In the Huntsville-area community, Morgan is the president of the board of directors for the Christmas Charities Year Around, a non-profit charitable organization that provides basic necessities to families all year and toys and food during the holiday season to more than 5,000 children and adults.
“My parents instilled in me a deep gratefulness; that is the genesis,” said Morgan, one of 10 children who grew up in Strayhorn, Mississippi. “Then, over the years, so many people have poured into me with no requirement to do so; so many have invested in me with no benefit to be had from the returns; so many have shared their experiences, wisdom and roadmaps; and I have no way to repay them. So, I am compelled to pay their efforts forward.”

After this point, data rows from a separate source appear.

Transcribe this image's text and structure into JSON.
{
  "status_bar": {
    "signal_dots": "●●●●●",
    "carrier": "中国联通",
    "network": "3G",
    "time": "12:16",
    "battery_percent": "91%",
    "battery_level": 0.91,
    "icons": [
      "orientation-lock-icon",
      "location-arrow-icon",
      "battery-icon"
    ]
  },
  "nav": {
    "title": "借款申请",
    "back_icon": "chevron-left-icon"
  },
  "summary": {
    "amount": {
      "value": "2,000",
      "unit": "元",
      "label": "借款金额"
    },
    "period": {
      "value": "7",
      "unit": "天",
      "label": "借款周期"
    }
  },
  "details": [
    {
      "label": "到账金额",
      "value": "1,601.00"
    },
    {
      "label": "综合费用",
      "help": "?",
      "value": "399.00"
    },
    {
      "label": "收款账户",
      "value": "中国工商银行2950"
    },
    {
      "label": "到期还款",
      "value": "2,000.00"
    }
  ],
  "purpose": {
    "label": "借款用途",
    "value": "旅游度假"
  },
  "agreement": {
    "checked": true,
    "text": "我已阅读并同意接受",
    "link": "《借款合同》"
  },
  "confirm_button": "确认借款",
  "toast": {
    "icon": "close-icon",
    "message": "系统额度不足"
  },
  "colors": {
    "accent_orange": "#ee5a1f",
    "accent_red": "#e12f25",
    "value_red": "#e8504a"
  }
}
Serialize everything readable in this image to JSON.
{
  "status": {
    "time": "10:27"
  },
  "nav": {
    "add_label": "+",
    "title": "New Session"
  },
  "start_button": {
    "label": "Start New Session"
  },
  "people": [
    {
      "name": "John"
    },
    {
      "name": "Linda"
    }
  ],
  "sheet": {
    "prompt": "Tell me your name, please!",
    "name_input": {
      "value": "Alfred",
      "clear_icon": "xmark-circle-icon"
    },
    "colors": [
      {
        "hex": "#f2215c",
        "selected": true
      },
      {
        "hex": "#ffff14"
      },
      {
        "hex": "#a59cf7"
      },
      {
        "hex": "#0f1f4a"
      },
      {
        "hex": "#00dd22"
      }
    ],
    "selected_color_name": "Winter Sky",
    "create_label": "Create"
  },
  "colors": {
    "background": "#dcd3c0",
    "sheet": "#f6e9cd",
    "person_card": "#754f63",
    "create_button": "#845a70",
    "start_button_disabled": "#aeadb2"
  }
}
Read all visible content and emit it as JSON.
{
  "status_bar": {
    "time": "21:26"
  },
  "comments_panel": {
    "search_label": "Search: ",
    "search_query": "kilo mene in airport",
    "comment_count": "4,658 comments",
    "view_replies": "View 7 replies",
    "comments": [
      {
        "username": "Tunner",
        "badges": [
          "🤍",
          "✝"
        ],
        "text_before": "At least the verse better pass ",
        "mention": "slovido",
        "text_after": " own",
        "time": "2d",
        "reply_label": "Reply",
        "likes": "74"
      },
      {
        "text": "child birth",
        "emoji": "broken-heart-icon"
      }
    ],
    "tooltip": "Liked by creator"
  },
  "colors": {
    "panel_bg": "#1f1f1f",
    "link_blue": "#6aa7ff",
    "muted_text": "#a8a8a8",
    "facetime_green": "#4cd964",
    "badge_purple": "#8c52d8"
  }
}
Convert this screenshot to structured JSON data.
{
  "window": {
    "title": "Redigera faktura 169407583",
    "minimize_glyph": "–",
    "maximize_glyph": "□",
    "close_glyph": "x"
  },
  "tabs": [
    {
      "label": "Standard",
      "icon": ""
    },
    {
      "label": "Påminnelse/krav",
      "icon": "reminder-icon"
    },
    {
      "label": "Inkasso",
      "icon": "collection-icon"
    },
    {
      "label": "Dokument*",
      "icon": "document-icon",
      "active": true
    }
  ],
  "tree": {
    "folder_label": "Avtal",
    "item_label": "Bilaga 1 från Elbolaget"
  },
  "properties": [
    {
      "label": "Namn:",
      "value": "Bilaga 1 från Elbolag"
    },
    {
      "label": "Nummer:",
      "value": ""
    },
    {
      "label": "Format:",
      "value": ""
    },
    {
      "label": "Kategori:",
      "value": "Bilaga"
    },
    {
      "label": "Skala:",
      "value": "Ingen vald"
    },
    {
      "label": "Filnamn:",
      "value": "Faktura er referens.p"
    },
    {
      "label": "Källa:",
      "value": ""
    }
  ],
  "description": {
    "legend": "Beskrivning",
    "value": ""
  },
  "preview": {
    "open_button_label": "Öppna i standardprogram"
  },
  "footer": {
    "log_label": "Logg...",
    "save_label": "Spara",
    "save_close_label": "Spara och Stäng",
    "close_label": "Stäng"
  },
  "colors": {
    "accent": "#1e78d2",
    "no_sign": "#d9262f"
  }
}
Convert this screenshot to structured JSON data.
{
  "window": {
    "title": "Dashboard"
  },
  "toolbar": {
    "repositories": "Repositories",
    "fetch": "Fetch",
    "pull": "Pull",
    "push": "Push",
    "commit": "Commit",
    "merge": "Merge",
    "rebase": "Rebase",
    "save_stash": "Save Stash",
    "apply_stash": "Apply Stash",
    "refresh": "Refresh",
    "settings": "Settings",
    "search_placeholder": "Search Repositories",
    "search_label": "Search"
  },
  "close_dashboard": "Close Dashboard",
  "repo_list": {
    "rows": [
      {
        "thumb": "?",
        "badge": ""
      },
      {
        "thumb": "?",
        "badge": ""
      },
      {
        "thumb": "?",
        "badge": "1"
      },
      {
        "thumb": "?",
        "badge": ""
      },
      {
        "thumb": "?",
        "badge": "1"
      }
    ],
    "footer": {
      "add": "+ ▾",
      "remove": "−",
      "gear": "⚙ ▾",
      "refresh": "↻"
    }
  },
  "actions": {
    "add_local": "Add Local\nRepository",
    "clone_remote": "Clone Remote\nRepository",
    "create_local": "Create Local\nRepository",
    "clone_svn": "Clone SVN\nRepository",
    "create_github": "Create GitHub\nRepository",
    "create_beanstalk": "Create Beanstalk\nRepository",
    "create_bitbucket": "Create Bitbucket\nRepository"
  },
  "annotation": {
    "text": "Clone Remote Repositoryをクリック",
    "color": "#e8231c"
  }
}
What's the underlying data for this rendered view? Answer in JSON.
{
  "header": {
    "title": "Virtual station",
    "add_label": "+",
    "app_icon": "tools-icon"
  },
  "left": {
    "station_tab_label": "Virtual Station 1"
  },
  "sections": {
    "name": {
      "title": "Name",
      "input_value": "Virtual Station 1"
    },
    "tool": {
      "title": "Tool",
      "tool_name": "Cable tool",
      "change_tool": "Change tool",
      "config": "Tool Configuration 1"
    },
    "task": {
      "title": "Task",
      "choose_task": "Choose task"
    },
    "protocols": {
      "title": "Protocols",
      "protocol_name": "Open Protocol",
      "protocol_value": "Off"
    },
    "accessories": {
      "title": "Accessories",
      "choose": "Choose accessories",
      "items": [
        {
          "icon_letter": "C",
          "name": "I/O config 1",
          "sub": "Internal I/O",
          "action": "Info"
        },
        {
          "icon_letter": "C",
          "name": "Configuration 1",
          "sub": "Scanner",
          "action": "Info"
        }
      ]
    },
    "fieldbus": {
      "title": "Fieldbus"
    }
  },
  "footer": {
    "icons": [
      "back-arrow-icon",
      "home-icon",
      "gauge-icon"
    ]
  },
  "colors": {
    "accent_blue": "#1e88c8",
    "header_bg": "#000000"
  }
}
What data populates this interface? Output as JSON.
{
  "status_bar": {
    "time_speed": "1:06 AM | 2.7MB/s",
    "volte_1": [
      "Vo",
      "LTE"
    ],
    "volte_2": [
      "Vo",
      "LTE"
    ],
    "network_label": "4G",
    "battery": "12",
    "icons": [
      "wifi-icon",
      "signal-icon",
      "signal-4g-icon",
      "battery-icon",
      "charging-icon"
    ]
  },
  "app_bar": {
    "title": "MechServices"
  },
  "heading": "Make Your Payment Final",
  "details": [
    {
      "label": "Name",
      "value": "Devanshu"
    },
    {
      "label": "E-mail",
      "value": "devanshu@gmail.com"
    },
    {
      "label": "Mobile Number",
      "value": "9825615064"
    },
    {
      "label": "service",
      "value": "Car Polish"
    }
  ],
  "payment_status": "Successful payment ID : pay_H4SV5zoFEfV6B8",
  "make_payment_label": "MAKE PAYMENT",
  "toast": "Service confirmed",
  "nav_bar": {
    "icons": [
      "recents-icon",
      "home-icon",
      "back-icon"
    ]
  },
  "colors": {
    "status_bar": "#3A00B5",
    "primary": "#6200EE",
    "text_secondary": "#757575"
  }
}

Having the time to devote to philanthropic activities comes from combining family time and couple time with helping others, said Morgan.
“I am fortunate to be married to someone who also understands and underscores the importance of giving back. Our home is an environment of giving which not only facilitates a balance among the many demands, it actually integrates them. Some of our family time is used to give and serve. Some of my wife's and my quality time together involves charitable and other giving activities. We teach our children to be grateful for and share blessings, using them to positively impact their world.”
Randall said she hopes by recognizing Morgan and other philanthropists, young people will be inspired to act.
“Often, young people perceive philanthropy as an activity that occurs later in life as a capstone — that you need to be more seasoned to make meaningful contributions — but that is simply not the case. There are incredible examples of significant contributions being made by young people, and our goal is to celebrate them,” Randall said.
In its 18th year, the OMWC has attracted more than $13.1 million for scholarships. The $32,000 named scholarships ($8,000 annually for four years) are now among the largest on campus. Thus far, 119 OMWC scholars have benefited from the program, which features mentoring, leadership development and cultural activities.
For more information on the OMWC and its awards, contact Nora Capwell, program coordinator, at 662-915-2384 or firstname.lastname@example.org. Information on the Women’s Council can also be found at www.omwc.olemiss.edu.
By Tina Hahn